When Johnny Crawford’s “Sandy” entered the CFUN chart, the #2 record for two weeks was “You Don’t Own Me” by Leslie Gore. Here was a song about a woman not wanting a man in her life to put her “on display” or tell her “what to do” or “what to say.” Perhaps the tastes of teenage girls were starting to change in 1964, as record sales of “You Don’t Own Me” suggested. Teenage girls were starting to find it less captivating to be thought of as someone composed of sweet confections, like “Sandy”.

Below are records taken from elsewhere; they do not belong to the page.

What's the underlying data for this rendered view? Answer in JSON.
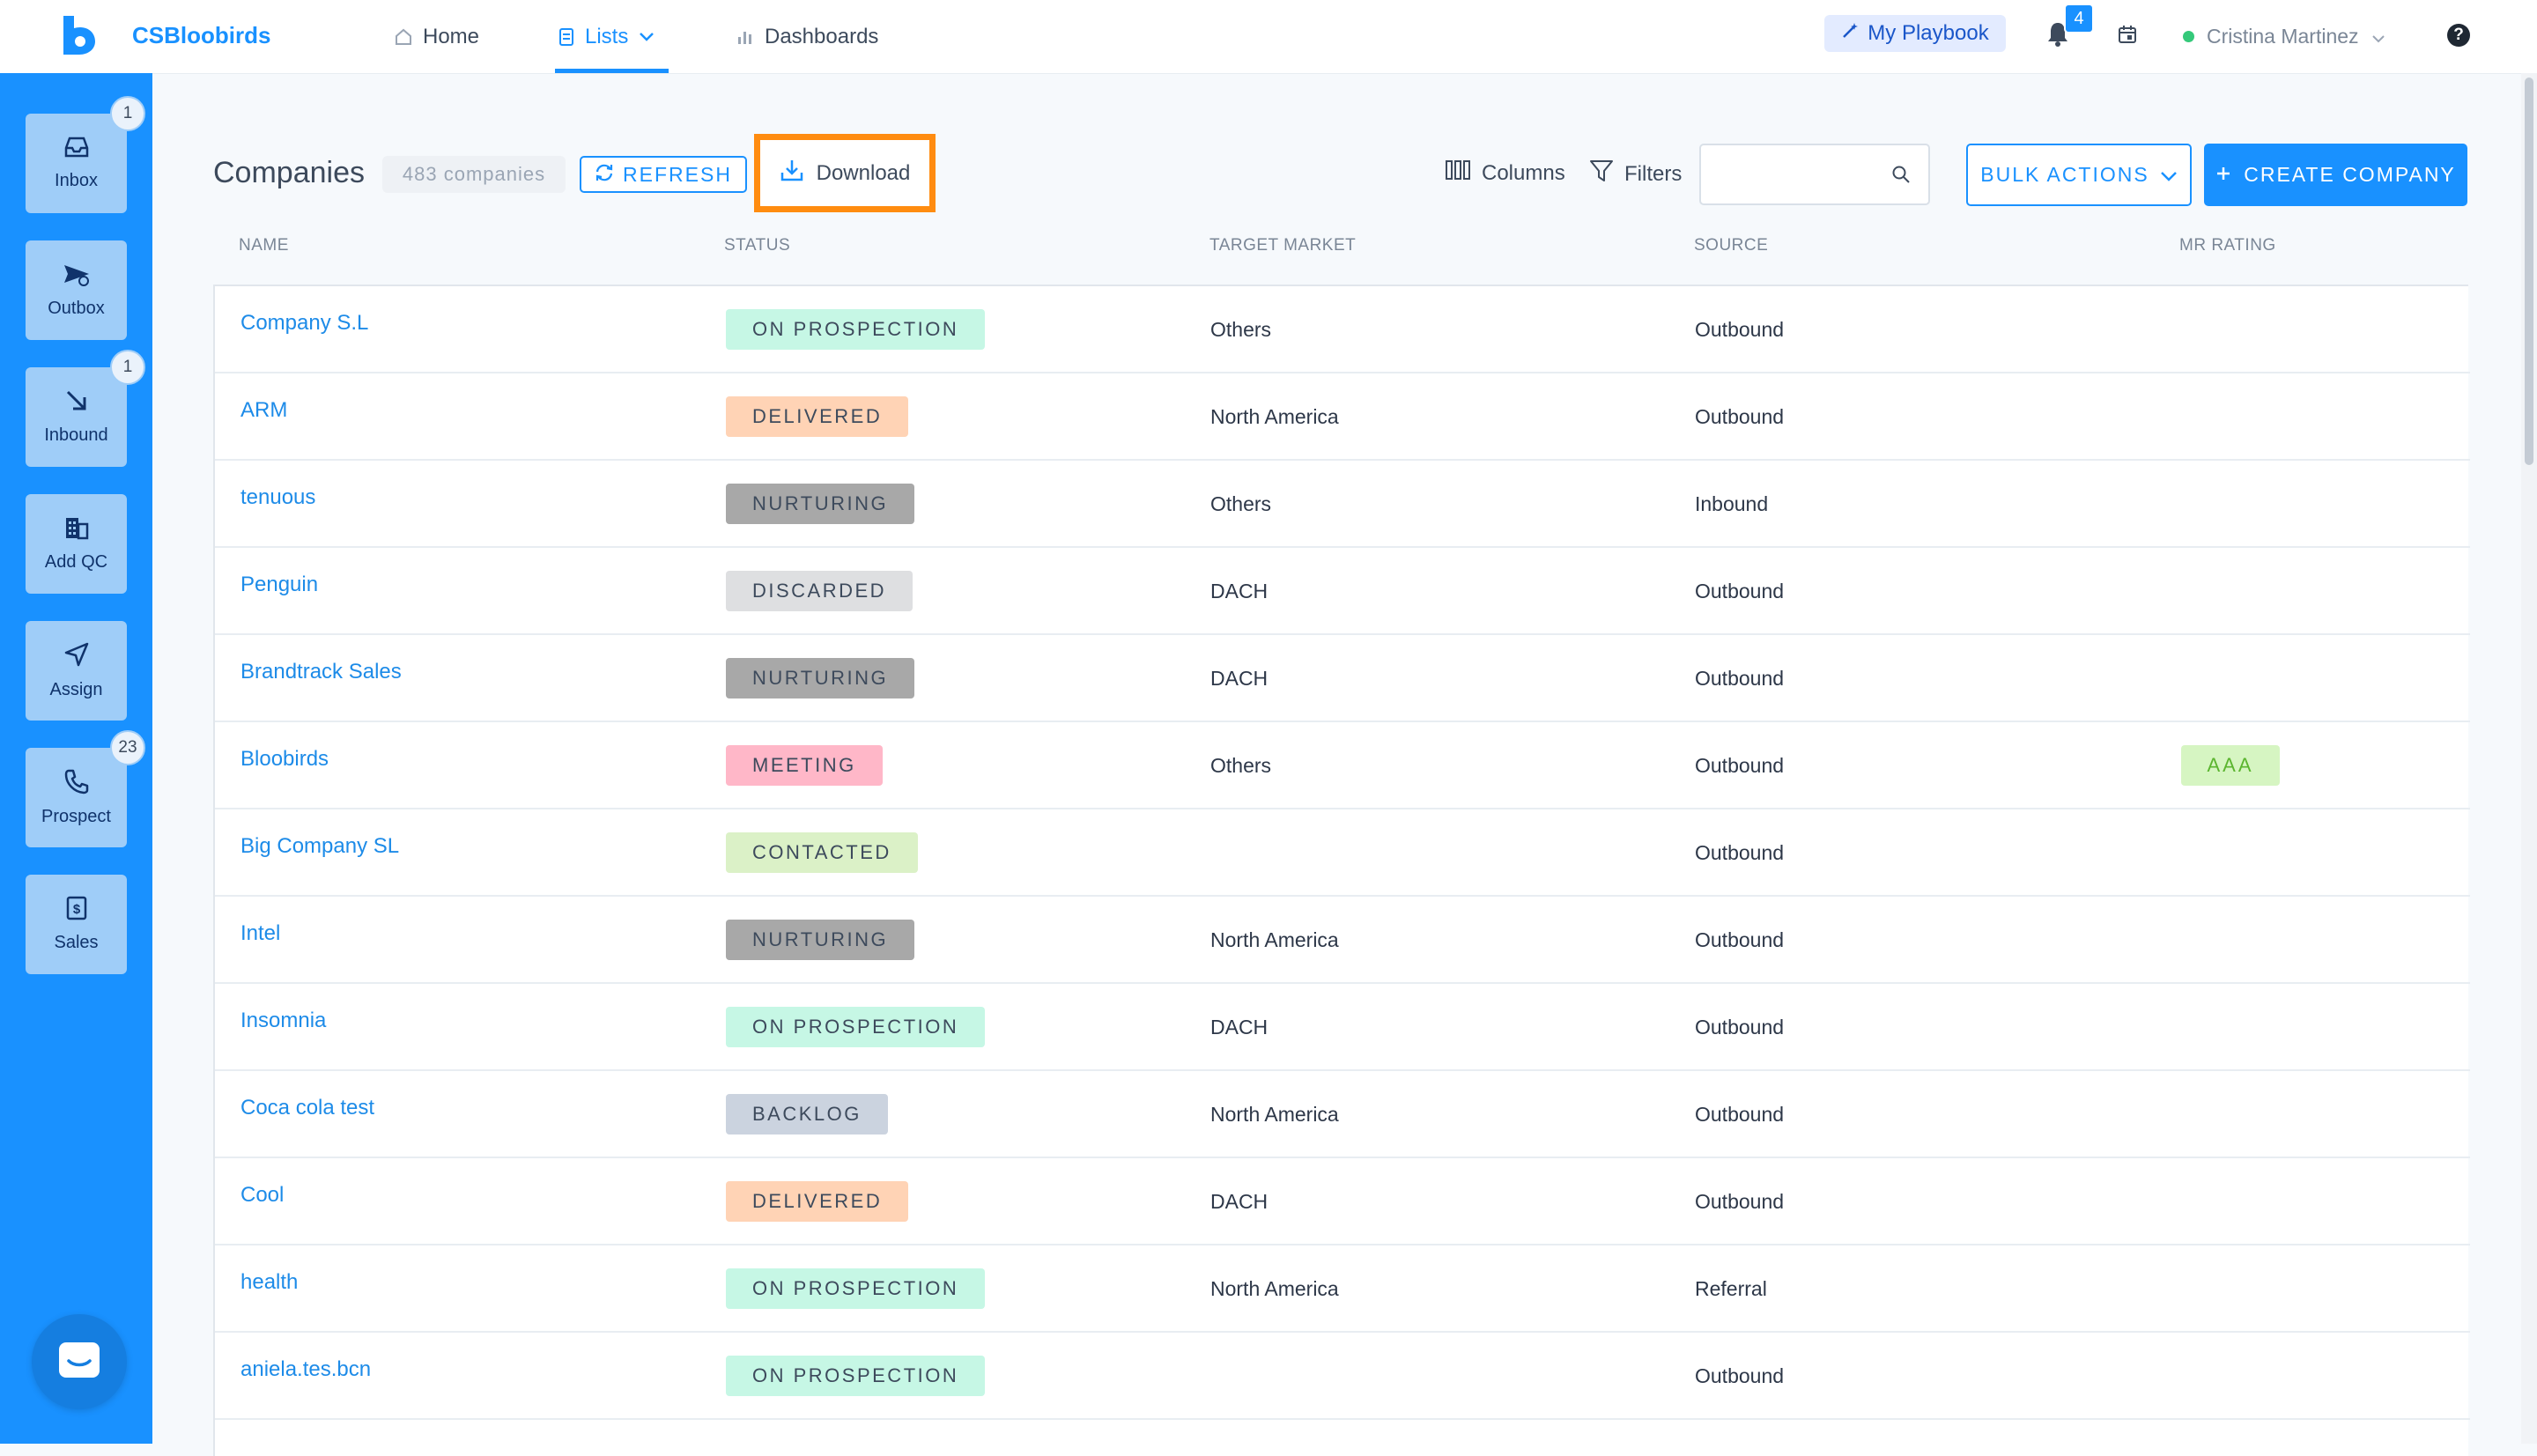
{
  "app": {
    "name": "CSBloobirds"
  },
  "nav": {
    "home": "Home",
    "lists": "Lists",
    "dashboards": "Dashboards",
    "playbook": "My Playbook",
    "notifications_count": "4",
    "user_name": "Cristina Martinez"
  },
  "sidebar": {
    "items": [
      {
        "label": "Inbox",
        "icon": "inbox-icon",
        "badge": "1"
      },
      {
        "label": "Outbox",
        "icon": "send-icon",
        "badge": ""
      },
      {
        "label": "Inbound",
        "icon": "arrow-down-right-icon",
        "badge": "1"
      },
      {
        "label": "Add QC",
        "icon": "building-icon",
        "badge": ""
      },
      {
        "label": "Assign",
        "icon": "navigation-icon",
        "badge": ""
      },
      {
        "label": "Prospect",
        "icon": "phone-icon",
        "badge": "23"
      },
      {
        "label": "Sales",
        "icon": "dollar-icon",
        "badge": ""
      }
    ]
  },
  "header": {
    "title": "Companies",
    "count": "483 companies",
    "refresh": "REFRESH",
    "download": "Download",
    "columns": "Columns",
    "filters": "Filters",
    "search_placeholder": "",
    "bulk_actions": "BULK ACTIONS",
    "create": "CREATE COMPANY"
  },
  "table": {
    "columns": [
      "NAME",
      "STATUS",
      "TARGET MARKET",
      "SOURCE",
      "MR RATING"
    ],
    "rows": [
      {
        "name": "Company S.L",
        "status": "ON PROSPECTION",
        "market": "Others",
        "source": "Outbound",
        "rating": ""
      },
      {
        "name": "ARM",
        "status": "DELIVERED",
        "market": "North America",
        "source": "Outbound",
        "rating": ""
      },
      {
        "name": "tenuous",
        "status": "NURTURING",
        "market": "Others",
        "source": "Inbound",
        "rating": ""
      },
      {
        "name": "Penguin",
        "status": "DISCARDED",
        "market": "DACH",
        "source": "Outbound",
        "rating": ""
      },
      {
        "name": "Brandtrack Sales",
        "status": "NURTURING",
        "market": "DACH",
        "source": "Outbound",
        "rating": ""
      },
      {
        "name": "Bloobirds",
        "status": "MEETING",
        "market": "Others",
        "source": "Outbound",
        "rating": "AAA"
      },
      {
        "name": "Big Company SL",
        "status": "CONTACTED",
        "market": "",
        "source": "Outbound",
        "rating": ""
      },
      {
        "name": "Intel",
        "status": "NURTURING",
        "market": "North America",
        "source": "Outbound",
        "rating": ""
      },
      {
        "name": "Insomnia",
        "status": "ON PROSPECTION",
        "market": "DACH",
        "source": "Outbound",
        "rating": ""
      },
      {
        "name": "Coca cola test",
        "status": "BACKLOG",
        "market": "North America",
        "source": "Outbound",
        "rating": ""
      },
      {
        "name": "Cool",
        "status": "DELIVERED",
        "market": "DACH",
        "source": "Outbound",
        "rating": ""
      },
      {
        "name": "health",
        "status": "ON PROSPECTION",
        "market": "North America",
        "source": "Referral",
        "rating": ""
      },
      {
        "name": "aniela.tes.bcn",
        "status": "ON PROSPECTION",
        "market": "",
        "source": "Outbound",
        "rating": ""
      }
    ]
  },
  "colors": {
    "brand": "#1991ff",
    "highlight": "#ff8c10",
    "status": {
      "ON PROSPECTION": "#c6f7e5",
      "DELIVERED": "#ffd3b5",
      "NURTURING": "#a8a8a8",
      "DISCARDED": "#dedfe1",
      "MEETING": "#ffb7c8",
      "CONTACTED": "#dbf1c7",
      "BACKLOG": "#cbd3df"
    }
  }
}
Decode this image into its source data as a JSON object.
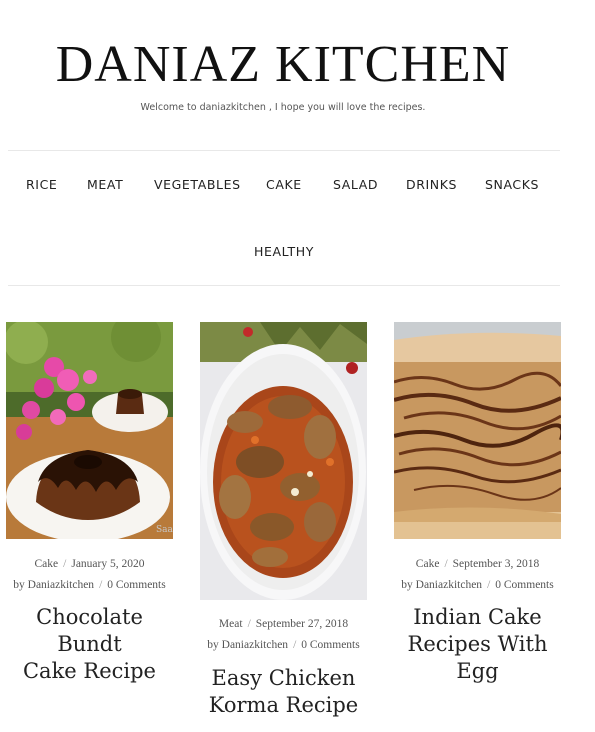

Between 1961 and 1964 Johnny Crawford charted nine songs into the Top 20 in Vancouver and just 3 songs into the Top 20 on the Billboard Hot 100.
In subsequent years Johnny Crawford appeared as a guest star in Mr. Ed, The Big Valley, Little House On The Prairie, Hawaii Five-O and Murder, She Wrote. Starting in 1992 he formed the Johnny Crawford Dance Orchestra, playing vintage tunes from the 1920’s and 1930’s. For fifteen consecutive years his band played at the Beverly Hills Hilton for the Director’s Guild Awards. In 2011 his band released an album titled Sweepin’ The Clouds Away. In 2019 it was disclosed that at the age of 72 Johnny Crawford was suffering from Alzheimer’s.
August 3, 2019
David Weigand, “Johnny Crawford: Western Star to Vintage Singer,” SF Gate, June 7, 2009.
“A Johnny Crawford Interview,” TV Collector, December 14, 1982.
“Johnny Crawford,” Mickey Mouse Club Cast.
Carl Arrington, “Having Survived a Tumor and The Jazz Singer, Neil Diamond Eases His Life Back into Shape,” People, April 5, 1982.
“Johnny Crawford has Alzheimer’s. Played Chuck Connors’ son Mark McCain on The Rifleman,” Life & Times of Hollywood.com, March 2, 2019.
For more song reviews visit the Countdown.